The COVID-19 outbreak began weighing on U.S. businesses even before the virus had really begun its spread in the U.S., the Fed's latest beige book shows.

Why it matters: The extent of the outbreak can't yet be quantified, but the report, a collection of anecdotes from the central bank’s business contacts around the country, suggests U.S. firms could be in for a significant slowdown in March.

  • The reporting period for the beige book ended on Feb. 24, two days before the first U.S. case of unknown origin, in which an American was affected without visiting the virus' epicenter or being in contact with a person who had.

What happened: The Fed's report contained 48 mentions of the term "coronavirus," and while the report characterized the U.S. economy as growing at a "modest to moderate pace," it also noted the St. Louis and Kansas City districts, which include 12 Midwestern and Southern states, reported no growth during this period.

What it said: "Consumer spending generally picked up, but growth was uneven across the nation."

  • "Overall, growth in tourism was flat to modest."
  • "There were indications that the coronavirus was negatively impacting travel and tourism in the U.S."
  • "Manufacturing activity expanded in most parts of the country; however, some supply chain delays were reported as a result of the coronavirus and several Districts said that producers feared further disruptions in the coming weeks."

The big picture: The Fed took the highly unusual step of cutting U.S. interest rates by 50 basis points Tuesday in order to soothe markets, but many economists fear the virus could send the country (and potentially the world) into a recession this year.

The bottom line: If quickly contained, the virus' economic impact would be minimal. Fiscal and monetary authorities around the globe are joining together to reduce the virus's impact, but if its spread continues there is limited action policymakers can take.

Go deeper:

Go deeper

Updated 17 mins ago - Health

California surpasses 50,000 COVID-19 deaths

A man prepares a funeral arrangement in in Los Angeles, California, Feb. 12. Photo: Mario Tama/Getty Images

California's death toll from COVID-19 surpassed 50,000 on Wednesday, per Johns Hopkins data.

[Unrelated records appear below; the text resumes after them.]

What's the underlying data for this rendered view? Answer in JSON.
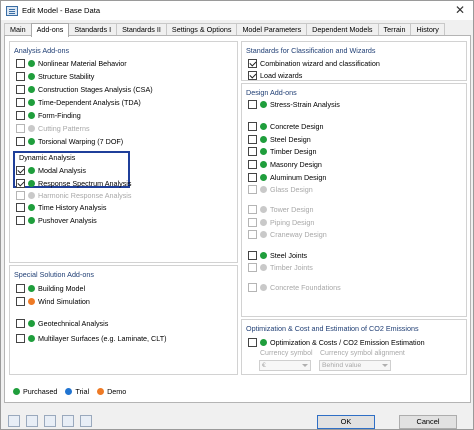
{
  "window": {
    "title": "Edit Model - Base Data",
    "close_glyph": "✕"
  },
  "tabs": [
    "Main",
    "Add-ons",
    "Standards I",
    "Standards II",
    "Settings & Options",
    "Model Parameters",
    "Dependent Models",
    "Terrain",
    "History"
  ],
  "active_tab": "Add-ons",
  "analysis_addons": {
    "title": "Analysis Add-ons",
    "items": [
      {
        "label": "Nonlinear Material Behavior",
        "checked": false,
        "dot": "green",
        "enabled": true
      },
      {
        "label": "Structure Stability",
        "checked": false,
        "dot": "green",
        "enabled": true
      },
      {
        "label": "Construction Stages Analysis (CSA)",
        "checked": false,
        "dot": "green",
        "enabled": true
      },
      {
        "label": "Time-Dependent Analysis (TDA)",
        "checked": false,
        "dot": "green",
        "enabled": true
      },
      {
        "label": "Form-Finding",
        "checked": false,
        "dot": "green",
        "enabled": true
      },
      {
        "label": "Cutting Patterns",
        "checked": false,
        "dot": "gray",
        "enabled": false
      },
      {
        "label": "Torsional Warping (7 DOF)",
        "checked": false,
        "dot": "green",
        "enabled": true
      }
    ],
    "dynamic_title": "Dynamic Analysis",
    "dynamic_items": [
      {
        "label": "Modal Analysis",
        "checked": true,
        "dot": "green",
        "enabled": true
      },
      {
        "label": "Response Spectrum Analysis",
        "checked": true,
        "dot": "green",
        "enabled": true
      },
      {
        "label": "Harmonic Response Analysis",
        "checked": false,
        "dot": "gray",
        "enabled": false
      },
      {
        "label": "Time History Analysis",
        "checked": false,
        "dot": "green",
        "enabled": true
      },
      {
        "label": "Pushover Analysis",
        "checked": false,
        "dot": "green",
        "enabled": true
      }
    ]
  },
  "special_addons": {
    "title": "Special Solution Add-ons",
    "items": [
      {
        "label": "Building Model",
        "checked": false,
        "dot": "green",
        "enabled": true
      },
      {
        "label": "Wind Simulation",
        "checked": false,
        "dot": "orange",
        "enabled": true
      },
      {
        "label": "Geotechnical Analysis",
        "checked": false,
        "dot": "green",
        "enabled": true
      },
      {
        "label": "Multilayer Surfaces (e.g. Laminate, CLT)",
        "checked": false,
        "dot": "green",
        "enabled": true
      }
    ]
  },
  "standards": {
    "title": "Standards for Classification and Wizards",
    "items": [
      {
        "label": "Combination wizard and classification",
        "checked": true
      },
      {
        "label": "Load wizards",
        "checked": true
      }
    ]
  },
  "design_addons": {
    "title": "Design Add-ons",
    "items": [
      {
        "label": "Stress-Strain Analysis",
        "checked": false,
        "dot": "green",
        "enabled": true
      },
      {
        "label": "Concrete Design",
        "checked": false,
        "dot": "green",
        "enabled": true
      },
      {
        "label": "Steel Design",
        "checked": false,
        "dot": "green",
        "enabled": true
      },
      {
        "label": "Timber Design",
        "checked": false,
        "dot": "green",
        "enabled": true
      },
      {
        "label": "Masonry Design",
        "checked": false,
        "dot": "green",
        "enabled": true
      },
      {
        "label": "Aluminum Design",
        "checked": false,
        "dot": "green",
        "enabled": true
      },
      {
        "label": "Glass Design",
        "checked": false,
        "dot": "gray",
        "enabled": false
      },
      {
        "label": "Tower Design",
        "checked": false,
        "dot": "gray",
        "enabled": false
      },
      {
        "label": "Piping Design",
        "checked": false,
        "dot": "gray",
        "enabled": false
      },
      {
        "label": "Craneway Design",
        "checked": false,
        "dot": "gray",
        "enabled": false
      },
      {
        "label": "Steel Joints",
        "checked": false,
        "dot": "green",
        "enabled": true
      },
      {
        "label": "Timber Joints",
        "checked": false,
        "dot": "gray",
        "enabled": false
      },
      {
        "label": "Concrete Foundations",
        "checked": false,
        "dot": "gray",
        "enabled": false
      }
    ]
  },
  "optimization": {
    "title": "Optimization & Cost and Estimation of CO2 Emissions",
    "item": {
      "label": "Optimization & Costs / CO2 Emission Estimation",
      "checked": false,
      "dot": "green"
    },
    "currency_symbol_label": "Currency symbol",
    "currency_symbol_value": "€",
    "alignment_label": "Currency symbol alignment",
    "alignment_value": "Behind value"
  },
  "legend": [
    {
      "label": "Purchased",
      "color": "#1f9e3c"
    },
    {
      "label": "Trial",
      "color": "#2174d1"
    },
    {
      "label": "Demo",
      "color": "#ee7a25"
    }
  ],
  "buttons": {
    "ok": "OK",
    "cancel": "Cancel"
  },
  "toolbar_icons": [
    "search-icon",
    "model-icon",
    "units-icon",
    "settings-icon",
    "export-icon"
  ]
}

The big picture: It's the first state to record more than 50,000 deaths from the coronavirus.

2 hours ago - Technology

Facebook bans Myanmar military

A protester holds a placard with a three-finger salute in front of a military tank parked aside the street in front of the Central Bank building during a demonstration in Yangon, Myanmar. Photo by Aung Kyaw Htet/SOPA Images/LightRocket via Getty Images

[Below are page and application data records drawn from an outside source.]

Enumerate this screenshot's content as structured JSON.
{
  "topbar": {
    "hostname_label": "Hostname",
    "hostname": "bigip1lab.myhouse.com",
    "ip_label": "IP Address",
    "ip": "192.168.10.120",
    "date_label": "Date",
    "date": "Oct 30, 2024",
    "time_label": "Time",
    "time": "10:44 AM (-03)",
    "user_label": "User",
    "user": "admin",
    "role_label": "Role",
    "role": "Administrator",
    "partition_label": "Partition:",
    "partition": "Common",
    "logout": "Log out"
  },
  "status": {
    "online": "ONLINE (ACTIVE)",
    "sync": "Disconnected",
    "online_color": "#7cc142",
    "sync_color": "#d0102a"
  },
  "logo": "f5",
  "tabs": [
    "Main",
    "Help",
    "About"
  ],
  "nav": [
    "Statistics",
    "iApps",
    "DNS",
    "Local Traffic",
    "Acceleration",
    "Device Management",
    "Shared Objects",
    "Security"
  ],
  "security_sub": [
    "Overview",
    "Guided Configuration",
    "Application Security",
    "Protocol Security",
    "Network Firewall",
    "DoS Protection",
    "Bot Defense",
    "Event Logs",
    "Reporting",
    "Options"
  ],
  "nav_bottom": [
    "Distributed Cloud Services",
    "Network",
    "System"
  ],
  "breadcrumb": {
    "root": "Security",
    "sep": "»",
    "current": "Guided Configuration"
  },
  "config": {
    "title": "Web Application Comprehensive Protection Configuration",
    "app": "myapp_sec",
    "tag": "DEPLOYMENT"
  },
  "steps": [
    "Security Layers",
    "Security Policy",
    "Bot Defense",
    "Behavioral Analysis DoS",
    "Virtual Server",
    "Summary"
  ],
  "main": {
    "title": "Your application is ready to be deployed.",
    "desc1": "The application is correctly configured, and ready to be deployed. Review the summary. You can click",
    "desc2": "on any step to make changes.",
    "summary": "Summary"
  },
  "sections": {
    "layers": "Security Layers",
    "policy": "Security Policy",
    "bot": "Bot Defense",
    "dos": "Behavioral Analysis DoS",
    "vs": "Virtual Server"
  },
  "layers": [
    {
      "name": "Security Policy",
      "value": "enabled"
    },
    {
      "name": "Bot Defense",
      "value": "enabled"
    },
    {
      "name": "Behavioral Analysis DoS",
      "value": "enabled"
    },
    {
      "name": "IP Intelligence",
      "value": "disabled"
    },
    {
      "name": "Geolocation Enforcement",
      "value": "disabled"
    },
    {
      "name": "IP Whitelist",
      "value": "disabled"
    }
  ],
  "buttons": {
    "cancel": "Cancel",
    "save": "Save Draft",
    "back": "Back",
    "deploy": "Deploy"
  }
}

Facebook said on Wednesday it would ban the rest of the Myanmar military from its platform.

The big picture: It comes some three weeks after the military overthrew the civilian government in a coup and detained leader Aung San Suu Kyi, causing massive protests to erupt throughout the country. Military leaders have been using internet blackouts to try to maintain power in light of the coup.

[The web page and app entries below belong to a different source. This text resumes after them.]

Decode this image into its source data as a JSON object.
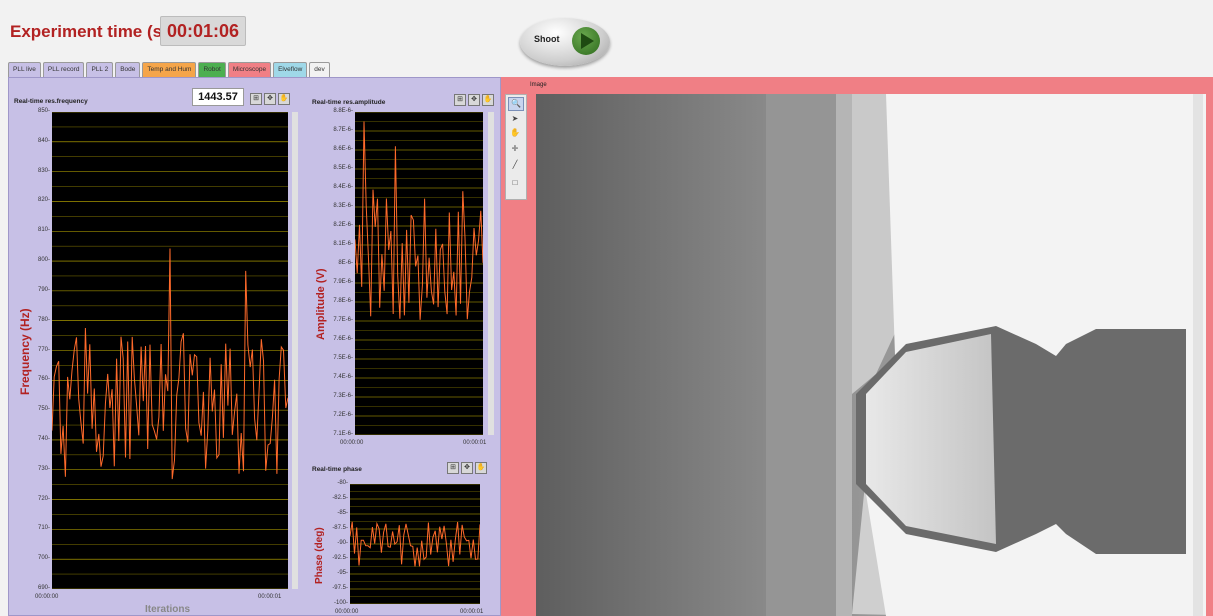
{
  "header": {
    "experiment_label": "Experiment time (s):",
    "experiment_time": "00:01:06",
    "shoot_label": "Shoot"
  },
  "tabs": [
    {
      "label": "PLL live",
      "color": "#c7c0e6"
    },
    {
      "label": "PLL record",
      "color": "#c7c0e6"
    },
    {
      "label": "PLL 2",
      "color": "#c7c0e6"
    },
    {
      "label": "Bode",
      "color": "#c7c0e6"
    },
    {
      "label": "Temp and Hum",
      "color": "#f5a54a"
    },
    {
      "label": "Robot",
      "color": "#4caf50"
    },
    {
      "label": "Microscope",
      "color": "#f07f85"
    },
    {
      "label": "Elveflow",
      "color": "#9fd8e8"
    },
    {
      "label": "dev",
      "color": "#f2f2f2"
    }
  ],
  "graphs": {
    "frequency": {
      "title": "Real-time res.frequency",
      "value_display": "1443.57",
      "y_title": "Frequency (Hz)",
      "x_title": "Iterations",
      "y_ticks": [
        "850-",
        "840-",
        "830-",
        "820-",
        "810-",
        "800-",
        "790-",
        "780-",
        "770-",
        "760-",
        "750-",
        "740-",
        "730-",
        "720-",
        "710-",
        "700-",
        "690-"
      ],
      "x_ticks": [
        "00:00:00",
        "00:00:01"
      ]
    },
    "amplitude": {
      "title": "Real-time res.amplitude",
      "y_title": "Amplitude (V)",
      "y_ticks": [
        "8.8E-6-",
        "8.7E-6-",
        "8.6E-6-",
        "8.5E-6-",
        "8.4E-6-",
        "8.3E-6-",
        "8.2E-6-",
        "8.1E-6-",
        "8E-6-",
        "7.9E-6-",
        "7.8E-6-",
        "7.7E-6-",
        "7.6E-6-",
        "7.5E-6-",
        "7.4E-6-",
        "7.3E-6-",
        "7.2E-6-",
        "7.1E-6-"
      ],
      "x_ticks": [
        "00:00:00",
        "00:00:01"
      ]
    },
    "phase": {
      "title": "Real-time phase",
      "y_title": "Phase (deg)",
      "y_ticks": [
        "-80-",
        "-82.5-",
        "-85-",
        "-87.5-",
        "-90-",
        "-92.5-",
        "-95-",
        "-97.5-",
        "-100-"
      ],
      "x_ticks": [
        "00:00:00",
        "00:00:01"
      ]
    }
  },
  "image_panel": {
    "label": "Image"
  },
  "colors": {
    "line": "#ff6a2b",
    "grid": "#c8b400",
    "panel": "#c7c0e6",
    "microscope": "#f07f85"
  }
}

It's harder to fill the Cabinet

Data: Chamberlain, 2020, "United States of America Cabinet Appointments Dataset" Chart: Will Chase/Axios

It's harder now for presidents to win Senate confirmation for their Cabinet picks, an Axios data analysis of votes for and against nominees found.

Why it matters: It's not just Neera Tanden. The trend is a product of growing polarization, rougher political discourse and slimming Senate majorities, experts say. It means some of the nation's most vital federal agencies go without a leader and the legislative authority that comes with one.